Since it’s September, Ryder Jones would be up to play third and first off the bench. But he dislocated his kneecap and is out.
Austin Slater has been playing first a bit since Posey went down. Slater got a pitch to the head today.
What I’m trying to say is, get ready for Chase D’Arnaud, first baseman.
Lost in everything, in the second inning, Madison Bumgarner threw a high fastball past a swinging Charlie Blackmon. Blackmon’s swing was so awkward, it pulled his feet off the ground, and he fell on his backside and that enormous eyeblack he wears hid the blush of embarrassment he must have had.
I still can’t find the gif of it on Twitter. I’m pretty sure it’s not my job to make the gifs. But whomever’s job it was, they were not on the ball tonight.
I’m angry at you, Giants Twitter.
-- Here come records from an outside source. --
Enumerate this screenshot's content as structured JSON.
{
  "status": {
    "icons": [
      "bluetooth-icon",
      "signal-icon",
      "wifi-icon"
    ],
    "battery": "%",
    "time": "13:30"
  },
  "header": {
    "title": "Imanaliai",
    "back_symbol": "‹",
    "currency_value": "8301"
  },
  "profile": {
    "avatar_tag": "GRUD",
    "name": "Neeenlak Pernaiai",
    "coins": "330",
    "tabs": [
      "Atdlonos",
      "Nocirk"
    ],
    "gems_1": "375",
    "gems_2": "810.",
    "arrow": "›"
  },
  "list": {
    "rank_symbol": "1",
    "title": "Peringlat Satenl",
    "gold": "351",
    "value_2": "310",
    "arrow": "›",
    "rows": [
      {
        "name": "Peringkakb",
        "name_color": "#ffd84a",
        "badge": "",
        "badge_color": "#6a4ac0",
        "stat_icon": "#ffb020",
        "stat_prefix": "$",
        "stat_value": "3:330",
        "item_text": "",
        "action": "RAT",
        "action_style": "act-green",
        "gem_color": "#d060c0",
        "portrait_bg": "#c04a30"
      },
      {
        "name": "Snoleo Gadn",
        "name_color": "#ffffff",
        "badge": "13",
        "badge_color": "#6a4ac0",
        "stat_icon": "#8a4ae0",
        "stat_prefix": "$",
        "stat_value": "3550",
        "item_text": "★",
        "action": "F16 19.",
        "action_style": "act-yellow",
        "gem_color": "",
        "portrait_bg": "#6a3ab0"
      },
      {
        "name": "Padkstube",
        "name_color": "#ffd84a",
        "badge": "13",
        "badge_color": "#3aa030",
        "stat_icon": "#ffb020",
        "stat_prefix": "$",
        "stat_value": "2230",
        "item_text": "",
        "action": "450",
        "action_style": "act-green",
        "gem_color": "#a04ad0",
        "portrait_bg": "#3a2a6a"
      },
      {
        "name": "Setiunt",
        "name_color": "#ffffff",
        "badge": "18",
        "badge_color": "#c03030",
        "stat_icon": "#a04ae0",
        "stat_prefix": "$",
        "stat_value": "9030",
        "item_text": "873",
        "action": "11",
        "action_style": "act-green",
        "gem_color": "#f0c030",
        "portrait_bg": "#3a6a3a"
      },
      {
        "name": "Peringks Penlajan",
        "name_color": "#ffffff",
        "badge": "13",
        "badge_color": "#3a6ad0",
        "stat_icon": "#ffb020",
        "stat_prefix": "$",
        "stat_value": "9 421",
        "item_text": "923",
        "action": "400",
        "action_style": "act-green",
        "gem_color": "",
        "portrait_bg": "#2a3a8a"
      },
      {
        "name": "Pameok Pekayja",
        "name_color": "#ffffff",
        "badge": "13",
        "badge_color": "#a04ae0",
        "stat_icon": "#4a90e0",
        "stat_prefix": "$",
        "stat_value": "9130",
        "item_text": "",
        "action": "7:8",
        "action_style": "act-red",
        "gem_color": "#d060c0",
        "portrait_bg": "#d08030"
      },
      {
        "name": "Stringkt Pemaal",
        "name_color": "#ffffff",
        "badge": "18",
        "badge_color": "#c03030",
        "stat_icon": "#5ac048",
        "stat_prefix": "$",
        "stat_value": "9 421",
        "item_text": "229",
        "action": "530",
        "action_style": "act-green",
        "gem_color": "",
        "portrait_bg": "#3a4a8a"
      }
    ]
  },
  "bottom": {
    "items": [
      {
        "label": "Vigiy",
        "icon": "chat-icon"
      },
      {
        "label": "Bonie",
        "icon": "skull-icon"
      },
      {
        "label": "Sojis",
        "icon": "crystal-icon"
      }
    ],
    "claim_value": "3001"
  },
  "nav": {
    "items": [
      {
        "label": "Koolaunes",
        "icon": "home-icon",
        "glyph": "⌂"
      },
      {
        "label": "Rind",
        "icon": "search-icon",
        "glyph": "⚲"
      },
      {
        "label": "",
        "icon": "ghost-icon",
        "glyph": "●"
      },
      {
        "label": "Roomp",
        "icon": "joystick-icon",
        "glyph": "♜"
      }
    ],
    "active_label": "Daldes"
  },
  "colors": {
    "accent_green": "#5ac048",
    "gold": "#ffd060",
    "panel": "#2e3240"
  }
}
Hunter Pence got the second RBI of the game with a silly little Texas Leaguer that was perfectly hit and placed in shallow center field. And then Henry Shulman decided to spoil one of the Giants’ major remaining questions:
Ballots for Willie Mac Award were being passed out today in the clubhouse. Might as well put Pence's name on the trophy now. (Also won in 2013, two days before he was given the more coveted $95 Million Award). #SFGIants https://t.co/a73nwqqraT— Henry Schulman (@hankschulman) September 16, 2018
Okay, everyone knows that Pence is on his San Francisco farewell tour. The Reverand from 2012, the leader of the ‘Yes Movement’ (stolen shamefully from the WWE and Daniel Bryan), and one of the goofiest, most fun, most relatable players in recent Giants’ history.
Him getting the Willie Mac award would be great. It’s also pretty obvious. And it makes one wonder what the clubhouse will be like next season.
Let’s give a couple of nice shoutouts.
- Evan Longoria was 2-for-3 and had a very nice play on a sharp ground ball at third. Like it or not, Longoria is the third baseman of the future, and while no one should’ve expected him at his peak. He’s been streaky this season, with it interrupted by a broken hand, but he’s batting .283/.320/.457 in 12 games in September.
- Mark Melancon gave up a double to Nolan Arenado. That’s a positive, because it isn’t a home run. He struck out two of the other three batters he faced. Can’t complain.
- Tony Watson struck out the side, now with 62 strikeouts in 61.1 IP. Watson was ice in the first half of the season, but has been shakier in the second half. That’s encouraging to see. Watson signed a 3-year contract before this season, and Bobby Evans has to be hoping Watson continues to lock it up, to have a positive signing to point to.
The Giants beat the Rockies. The Giants won.
Why do I feel like this wasn’t quite a good thing?